A flurry of foals
People who visit zoos are usually keen to see the likes of the big cats, elephants, and the great apes. Considerably further down the popularity list are members of the horse, ass, and zebra or Equidae family. Perhaps it is the familiarity of horses and donkeys, which can obviously be seen regularly in our countryside and even on beaches, which leads people to head for the more exotic species. When people pass a paddock containing the equidae family, the animals may appear boring, just standing or sitting around. Yet, some of these species are amongst the most endangered creatures on the planet. They have complex herd interactions, and if viewed for longer periods than most people afford them, can exhibit fascinating behaviour. Their young are amongst the liveliest of babies and provide endless amusement and photographic opportunities for onlookers. I always find it interesting, that whereas a herd of wild horse, ass, or zebra will often get minimal response and time from the general public, if you throw in a young foal running around, everybody stops to watch the antics, the “cute” factor intervenes and smiles appear on many watching faces.
Most good zoos have their areas of expertise. For my own local zoo, Marwell in Hampshire, one of their areas of expertise is that they have become extremely good at rearing endangered members of the equidae family. Not only have they raised many young of the Przewalski wild horse, African wild ass, and all the species of zebra, but they are a leading authority on these species and keep studbooks on some of them for the European breeding programmes. Their efforts at conservation have resulted in foals being regularly bred and this has allowed me to spend countless happy hours at Marwell observing and photographing the latest additions to the various herds.

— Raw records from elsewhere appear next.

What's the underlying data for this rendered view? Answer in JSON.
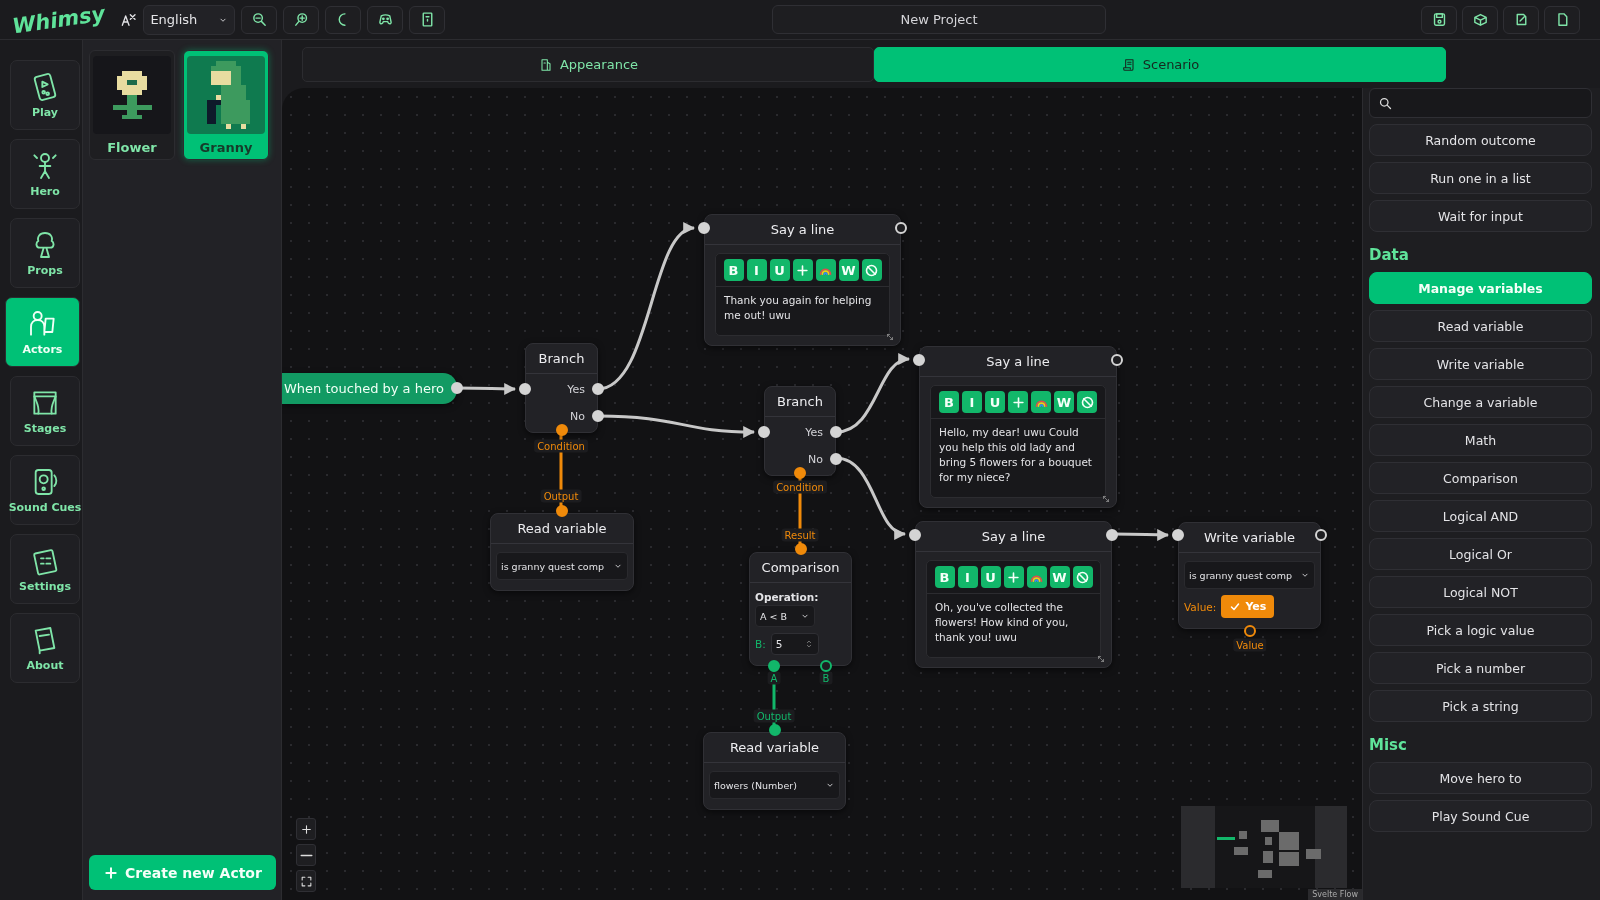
{
  "app": {
    "logo": "Whimsy",
    "language": "English",
    "project_title": "New Project"
  },
  "nav": [
    {
      "label": "Play",
      "selected": false
    },
    {
      "label": "Hero",
      "selected": false
    },
    {
      "label": "Props",
      "selected": false
    },
    {
      "label": "Actors",
      "selected": true
    },
    {
      "label": "Stages",
      "selected": false
    },
    {
      "label": "Sound Cues",
      "selected": false
    },
    {
      "label": "Settings",
      "selected": false
    },
    {
      "label": "About",
      "selected": false
    }
  ],
  "actors": [
    {
      "name": "Flower",
      "selected": false
    },
    {
      "name": "Granny",
      "selected": true
    }
  ],
  "create_button": "Create new Actor",
  "tabs": [
    {
      "label": "Appearance",
      "selected": false
    },
    {
      "label": "Scenario",
      "selected": true
    }
  ],
  "nodes": [
    {
      "kind": "trigger",
      "title": "When touched by a hero"
    },
    {
      "kind": "branch",
      "title": "Branch",
      "outputs": [
        "Yes",
        "No"
      ],
      "port_label": "Condition"
    },
    {
      "kind": "say",
      "title": "Say a line",
      "text": "Thank you again for helping me out! uwu",
      "toolbar": [
        {
          "kind": "text",
          "label": "B"
        },
        {
          "kind": "text",
          "label": "I"
        },
        {
          "kind": "text",
          "label": "U"
        },
        {
          "kind": "plus"
        },
        {
          "kind": "rainbow"
        },
        {
          "kind": "text",
          "label": "W"
        },
        {
          "kind": "clear"
        }
      ]
    },
    {
      "kind": "branch",
      "title": "Branch",
      "outputs": [
        "Yes",
        "No"
      ],
      "port_label": "Condition"
    },
    {
      "kind": "say",
      "title": "Say a line",
      "text": "Hello, my dear! uwu Could you help this old lady and bring 5 flowers for a bouquet for my niece?",
      "toolbar": [
        {
          "kind": "text",
          "label": "B"
        },
        {
          "kind": "text",
          "label": "I"
        },
        {
          "kind": "text",
          "label": "U"
        },
        {
          "kind": "plus"
        },
        {
          "kind": "rainbow"
        },
        {
          "kind": "text",
          "label": "W"
        },
        {
          "kind": "clear"
        }
      ]
    },
    {
      "kind": "read",
      "title": "Read variable",
      "variable": "is granny quest comp",
      "port_label": "Output"
    },
    {
      "kind": "comparison",
      "title": "Comparison",
      "operation_label": "Operation:",
      "operation": "A < B",
      "b_label": "B:",
      "b_value": "5",
      "port_label": "Result",
      "inputs": [
        "A",
        "B"
      ]
    },
    {
      "kind": "say",
      "title": "Say a line",
      "text": "Oh, you've collected the flowers! How kind of you, thank you! uwu",
      "toolbar": [
        {
          "kind": "text",
          "label": "B"
        },
        {
          "kind": "text",
          "label": "I"
        },
        {
          "kind": "text",
          "label": "U"
        },
        {
          "kind": "plus"
        },
        {
          "kind": "rainbow"
        },
        {
          "kind": "text",
          "label": "W"
        },
        {
          "kind": "clear"
        }
      ]
    },
    {
      "kind": "write",
      "title": "Write variable",
      "variable": "is granny quest comp",
      "value_label": "Value:",
      "value": "Yes",
      "checked": true,
      "port_label": "Value"
    },
    {
      "kind": "read",
      "title": "Read variable",
      "variable": "flowers (Number)",
      "port_label": "Output"
    }
  ],
  "attribution": "Svelte Flow",
  "palette": [
    {
      "kind": "item",
      "label": "Random outcome"
    },
    {
      "kind": "item",
      "label": "Run one in a list"
    },
    {
      "kind": "item",
      "label": "Wait for input"
    },
    {
      "kind": "heading",
      "label": "Data"
    },
    {
      "kind": "primary",
      "label": "Manage variables"
    },
    {
      "kind": "item",
      "label": "Read variable"
    },
    {
      "kind": "item",
      "label": "Write variable"
    },
    {
      "kind": "item",
      "label": "Change a variable"
    },
    {
      "kind": "item",
      "label": "Math"
    },
    {
      "kind": "item",
      "label": "Comparison"
    },
    {
      "kind": "item",
      "label": "Logical AND"
    },
    {
      "kind": "item",
      "label": "Logical Or"
    },
    {
      "kind": "item",
      "label": "Logical NOT"
    },
    {
      "kind": "item",
      "label": "Pick a logic value"
    },
    {
      "kind": "item",
      "label": "Pick a number"
    },
    {
      "kind": "item",
      "label": "Pick a string"
    },
    {
      "kind": "heading",
      "label": "Misc"
    },
    {
      "kind": "item",
      "label": "Move hero to"
    },
    {
      "kind": "item",
      "label": "Play Sound Cue"
    }
  ]
}
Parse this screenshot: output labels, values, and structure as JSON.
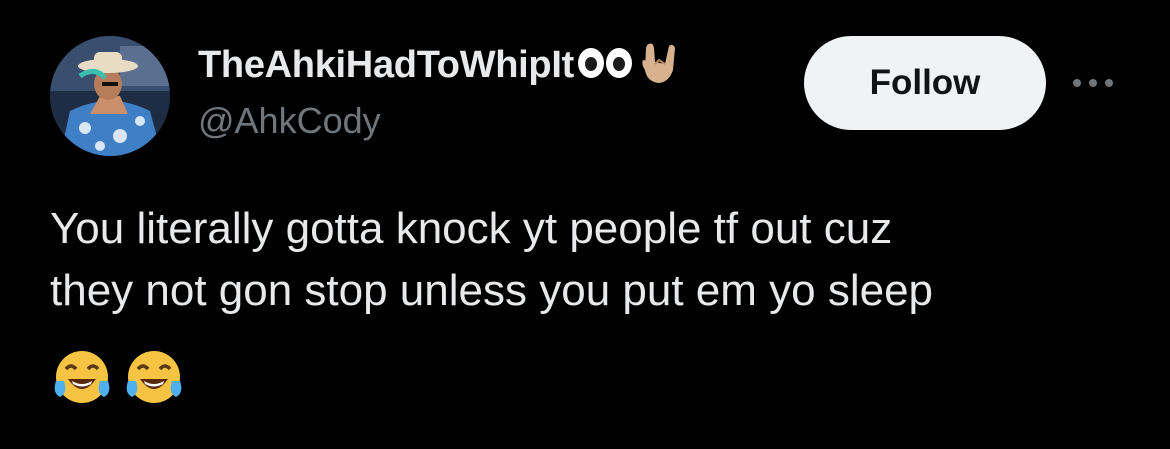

This is the story of those bred in the year after the 2020 Spring lockdown.
On the 5th of August 2020, Marwell had a Somali Wild Ass birth. This species is the wild ancestor of the domestic donkey and has been registered as critically endangered since 1996. In the wild, it lives in Eritrea, Ethiopia, and Somalia where there are thought to be less than 600 in existence. It feeds on low-quality grazing like semi-arid grassland and can survive for three days without water. It is threatened by hunting for food, and competition with livestock for food and water. Fortunately, it breeds reasonably well in zoos. There are three breeding herds, including Marwells, in the U.K. and various conservation plans in its countries of origin to try and prevent it from becoming extinct. It took me several sessions, propped up against the paddock fence, waiting to get action shots, before the youngster decided to do what ass foals do best, namely hurtling around the paddock with nostrils flared, flanks heaving, and bucking furiously to delight the watching audience.
Approximately a week later, two Mountain zebra foals were born within a couple of days of each other. This zebra species is found in coastal Namibia and Southern Angola. It is classed as vulnerable, being hunted for its skin and often suffering due to lack of accessible water. It is the smallest species of zebra and is easily recognized by a square flap of skin or dewlap on its throat. In Europe, there are 110 in captivity with Marwell managing the studbook and the European Ex situ programme for the species. Both foals have turned out to be real characters, offering plenty of photo opportunities, much to the delight of visitors and probably to the despair of both mares.
Fast forward to May 2021 and the end of yet another lockdown. The news from Marwell was good. Another Mountain zebra foal was born. I had an interesting session trying to photograph it in pouring rain, with a long lens in place and a brolly, held precariously in the crook of my arm, partially protecting me and my kit from the elements. The rain was incessant and I felt really sorry for both the soaked foal and myself.
Two weeks later I was back, the weather hot and sunny. This time I hoped to photograph the eight-day-old Przewalski foal, the latest addition to the Marwell herd. This species used to be found on the Russian Steppes, Mongolia, and China. It was hunted and hybridized with domestic stock leading to ever reducing numbers. Some horses were captured for zoos where they rarely reproduced. From 1969 until 2008 they were considered extinct in the wild and at one stage were reduced to twelve breeding animals in captivity. Classified as “Critically endangered,” a small group of zoos, including Marwell, created a plan to successfully breed this species and even return them to protected areas in Mongolia and Hungary. From researching online I believe there are now over 400 in the wild and roughly 1900 in total. San Diego even cloned one called Kurt to try and increase the restricted gene pool.
I mused on these facts as I waited for the latest Przewalski foal to wake up, as he sprawled out, fast asleep in the middle of his paddock. Thanks to a demented wood pigeon that decided to literally land on top of him, the foal woke up with a start. It struggled to its feet, peered blearily at me and the wood pigeon before wobbling off after its grazing mum. As I watched it, I wondered which would be the next of the five species of equidae kept at Marwell to breed. Whichever one it is, I’m sure it will make for fascinating viewing and enjoyable photography.